Why innovative people in your firm may not be sharing their best ideas
by Jeffrey Baumgartner
Albert Einstein once said “If at first the idea is not absurd, then there is no hope for it.” How true. When someone comes up with a radically new idea, it is often hard to determine whether the new idea is brilliant or stupid – even for the person who had the idea in the first place.
As a result, it takes a brave person to propose to their firm a truly innovative new idea. The perceived consequences can include ridicule, loss of respect from management, missing out on future promotions and more.
Of course it is not only brave people who have brilliant ideas. Shy people, people insecure about their jobs, new people who are unfamiliar with corporate culture and people who do not like to make waves (which, comprises the majority of us) are likely to keep radical ideas to themselves rather than risk the consequences. As a result, most organizations miss out on brilliant ideas with substantial potential returns.

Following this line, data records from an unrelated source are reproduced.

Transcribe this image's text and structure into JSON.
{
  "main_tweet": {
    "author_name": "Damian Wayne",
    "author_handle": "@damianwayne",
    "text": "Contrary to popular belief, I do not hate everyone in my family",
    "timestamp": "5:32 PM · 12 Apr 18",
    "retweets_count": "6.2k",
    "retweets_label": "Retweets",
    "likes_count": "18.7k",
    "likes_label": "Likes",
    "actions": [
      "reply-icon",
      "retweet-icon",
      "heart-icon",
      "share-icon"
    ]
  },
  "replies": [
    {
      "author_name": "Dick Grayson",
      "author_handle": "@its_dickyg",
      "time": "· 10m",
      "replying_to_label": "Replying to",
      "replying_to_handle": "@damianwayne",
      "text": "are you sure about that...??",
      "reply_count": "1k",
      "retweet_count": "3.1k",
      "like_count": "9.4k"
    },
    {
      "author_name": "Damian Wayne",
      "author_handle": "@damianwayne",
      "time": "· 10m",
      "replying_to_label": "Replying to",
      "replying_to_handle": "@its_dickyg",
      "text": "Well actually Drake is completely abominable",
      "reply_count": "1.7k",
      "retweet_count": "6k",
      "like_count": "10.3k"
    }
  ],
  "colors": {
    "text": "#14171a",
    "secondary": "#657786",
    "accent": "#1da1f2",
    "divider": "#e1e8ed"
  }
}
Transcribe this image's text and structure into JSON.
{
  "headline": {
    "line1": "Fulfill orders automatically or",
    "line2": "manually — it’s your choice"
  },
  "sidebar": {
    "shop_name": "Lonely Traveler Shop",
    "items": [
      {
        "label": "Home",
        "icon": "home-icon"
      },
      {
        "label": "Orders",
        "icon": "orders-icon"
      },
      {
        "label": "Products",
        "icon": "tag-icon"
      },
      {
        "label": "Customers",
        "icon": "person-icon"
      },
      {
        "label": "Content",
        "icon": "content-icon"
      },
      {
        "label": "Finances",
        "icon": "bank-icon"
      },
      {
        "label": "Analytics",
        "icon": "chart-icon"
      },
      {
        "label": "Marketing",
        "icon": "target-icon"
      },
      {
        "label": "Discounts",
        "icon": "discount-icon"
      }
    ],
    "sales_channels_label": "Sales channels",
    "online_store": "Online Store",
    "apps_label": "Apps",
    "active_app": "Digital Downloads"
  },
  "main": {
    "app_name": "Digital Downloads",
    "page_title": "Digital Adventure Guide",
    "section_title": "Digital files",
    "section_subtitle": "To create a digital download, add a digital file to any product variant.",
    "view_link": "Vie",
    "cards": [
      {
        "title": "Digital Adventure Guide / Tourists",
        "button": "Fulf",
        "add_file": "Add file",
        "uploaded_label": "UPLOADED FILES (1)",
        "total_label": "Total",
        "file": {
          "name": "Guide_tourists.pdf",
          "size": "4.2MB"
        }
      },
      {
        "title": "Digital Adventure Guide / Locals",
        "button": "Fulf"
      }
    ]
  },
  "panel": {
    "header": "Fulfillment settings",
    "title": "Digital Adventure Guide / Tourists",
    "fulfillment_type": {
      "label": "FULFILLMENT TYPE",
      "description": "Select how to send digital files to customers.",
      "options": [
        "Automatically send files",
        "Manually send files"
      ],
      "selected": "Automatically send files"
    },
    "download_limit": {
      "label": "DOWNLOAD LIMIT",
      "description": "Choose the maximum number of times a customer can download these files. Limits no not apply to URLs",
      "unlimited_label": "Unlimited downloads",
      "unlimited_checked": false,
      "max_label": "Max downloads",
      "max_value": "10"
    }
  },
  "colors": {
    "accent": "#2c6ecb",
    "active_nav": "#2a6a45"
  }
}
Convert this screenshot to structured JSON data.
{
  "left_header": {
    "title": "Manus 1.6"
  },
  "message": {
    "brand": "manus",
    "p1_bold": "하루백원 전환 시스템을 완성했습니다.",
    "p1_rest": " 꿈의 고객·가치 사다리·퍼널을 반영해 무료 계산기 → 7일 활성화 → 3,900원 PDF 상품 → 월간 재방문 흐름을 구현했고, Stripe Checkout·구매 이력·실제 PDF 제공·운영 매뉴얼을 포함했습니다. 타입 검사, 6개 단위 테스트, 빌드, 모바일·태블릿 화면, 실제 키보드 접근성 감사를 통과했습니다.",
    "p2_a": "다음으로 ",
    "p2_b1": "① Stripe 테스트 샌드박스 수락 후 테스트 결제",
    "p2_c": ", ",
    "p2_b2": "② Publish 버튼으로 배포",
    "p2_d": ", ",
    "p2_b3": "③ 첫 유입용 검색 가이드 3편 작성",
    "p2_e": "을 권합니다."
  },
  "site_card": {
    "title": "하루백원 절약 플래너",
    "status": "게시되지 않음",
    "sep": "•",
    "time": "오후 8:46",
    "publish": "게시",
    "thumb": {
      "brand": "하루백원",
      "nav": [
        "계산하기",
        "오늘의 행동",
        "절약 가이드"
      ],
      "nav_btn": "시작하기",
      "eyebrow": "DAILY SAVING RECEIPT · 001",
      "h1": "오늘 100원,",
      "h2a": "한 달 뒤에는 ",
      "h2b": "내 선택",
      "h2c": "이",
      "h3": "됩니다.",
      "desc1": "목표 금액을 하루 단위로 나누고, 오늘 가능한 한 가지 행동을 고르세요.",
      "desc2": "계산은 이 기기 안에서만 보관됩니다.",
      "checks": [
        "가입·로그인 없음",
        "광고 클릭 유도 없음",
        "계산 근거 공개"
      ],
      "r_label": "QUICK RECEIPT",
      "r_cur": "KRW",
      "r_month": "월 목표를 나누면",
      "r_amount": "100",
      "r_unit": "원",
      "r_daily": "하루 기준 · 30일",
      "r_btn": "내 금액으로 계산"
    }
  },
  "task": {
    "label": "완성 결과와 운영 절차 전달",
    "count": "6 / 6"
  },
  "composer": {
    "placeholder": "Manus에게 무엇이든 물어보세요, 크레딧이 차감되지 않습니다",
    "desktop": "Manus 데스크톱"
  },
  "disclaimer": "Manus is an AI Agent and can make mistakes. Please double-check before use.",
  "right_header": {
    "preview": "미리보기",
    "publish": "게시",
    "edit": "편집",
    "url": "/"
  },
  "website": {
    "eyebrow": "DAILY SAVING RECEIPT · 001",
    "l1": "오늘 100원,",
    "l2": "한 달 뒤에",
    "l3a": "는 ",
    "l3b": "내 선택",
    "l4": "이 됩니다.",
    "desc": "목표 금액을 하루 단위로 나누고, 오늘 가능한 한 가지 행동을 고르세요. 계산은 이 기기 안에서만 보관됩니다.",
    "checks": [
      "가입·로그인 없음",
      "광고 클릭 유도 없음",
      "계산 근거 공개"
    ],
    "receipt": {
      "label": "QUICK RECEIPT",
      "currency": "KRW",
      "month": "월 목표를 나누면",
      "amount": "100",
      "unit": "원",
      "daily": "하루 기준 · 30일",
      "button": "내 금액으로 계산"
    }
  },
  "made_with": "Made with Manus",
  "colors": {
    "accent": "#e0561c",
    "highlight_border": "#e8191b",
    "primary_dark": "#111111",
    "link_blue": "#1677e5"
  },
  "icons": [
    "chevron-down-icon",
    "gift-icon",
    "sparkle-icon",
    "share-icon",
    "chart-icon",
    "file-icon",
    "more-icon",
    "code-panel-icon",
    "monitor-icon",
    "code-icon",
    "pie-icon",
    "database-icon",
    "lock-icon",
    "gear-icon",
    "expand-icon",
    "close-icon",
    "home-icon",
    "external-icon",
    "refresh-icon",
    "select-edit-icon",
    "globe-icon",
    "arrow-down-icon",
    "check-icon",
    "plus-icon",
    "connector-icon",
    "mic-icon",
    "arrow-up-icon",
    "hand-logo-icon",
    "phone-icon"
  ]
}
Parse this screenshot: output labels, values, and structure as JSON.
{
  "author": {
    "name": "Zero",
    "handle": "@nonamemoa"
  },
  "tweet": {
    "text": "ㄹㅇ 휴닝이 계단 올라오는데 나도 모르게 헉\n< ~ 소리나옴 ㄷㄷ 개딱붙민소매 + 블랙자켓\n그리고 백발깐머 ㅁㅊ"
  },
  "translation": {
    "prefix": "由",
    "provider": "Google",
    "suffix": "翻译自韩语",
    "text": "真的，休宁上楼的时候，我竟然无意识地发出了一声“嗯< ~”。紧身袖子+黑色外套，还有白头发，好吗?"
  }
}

The consequences of this are tremendous. By our calculations, a firm with 1000 people is missing out on one or two revolutionary ideas (i.e.: ideas that have a significant affect on turnover) every year.
There are two solutions, both of which should be implemented in every organization that wishes to maximize their innovation potential:
- Ensure that there is an environment of trust within the organization, particularly with respect to idea proposals. If every idea is treated with respect and even proposers of impractical ideas are rewarded for sharing their ideas; staff will be more comfortable about contributing ideas to the organization, even ideas which may seem absurd. Such an environment of trust cannot be created instantly. It takes time to create and promote the mechanisms that support the environment. Even then, trust will only come with time.
- Create a process that allows an employee to propose ideas anonymously, but provides a mechanism that allows that employee to be recognized should her idea be implemented.
Only in this way can employees feel secure in proposing potentially absurd – but also potentially revolutionary – ideas to their organization.
If your idea proposal system is an old-fashioned suggestion box, you could simply provide idea paper with receipts. Anonymous proposers could retain the receipt and show it later, once the idea is to be implemented.
Needless-to-say, innovation driven firms need to combine an environment of trust together with a means of submitting anonymous ideas to management.
Jeffrey Baumgartner is the founder of jpb.com, makers of Jenni innovation process management software. He also edits Report 103, a popular eJournal on business innovation. Contact Jeffrey at email@example.com or visit http://www.jpb.com/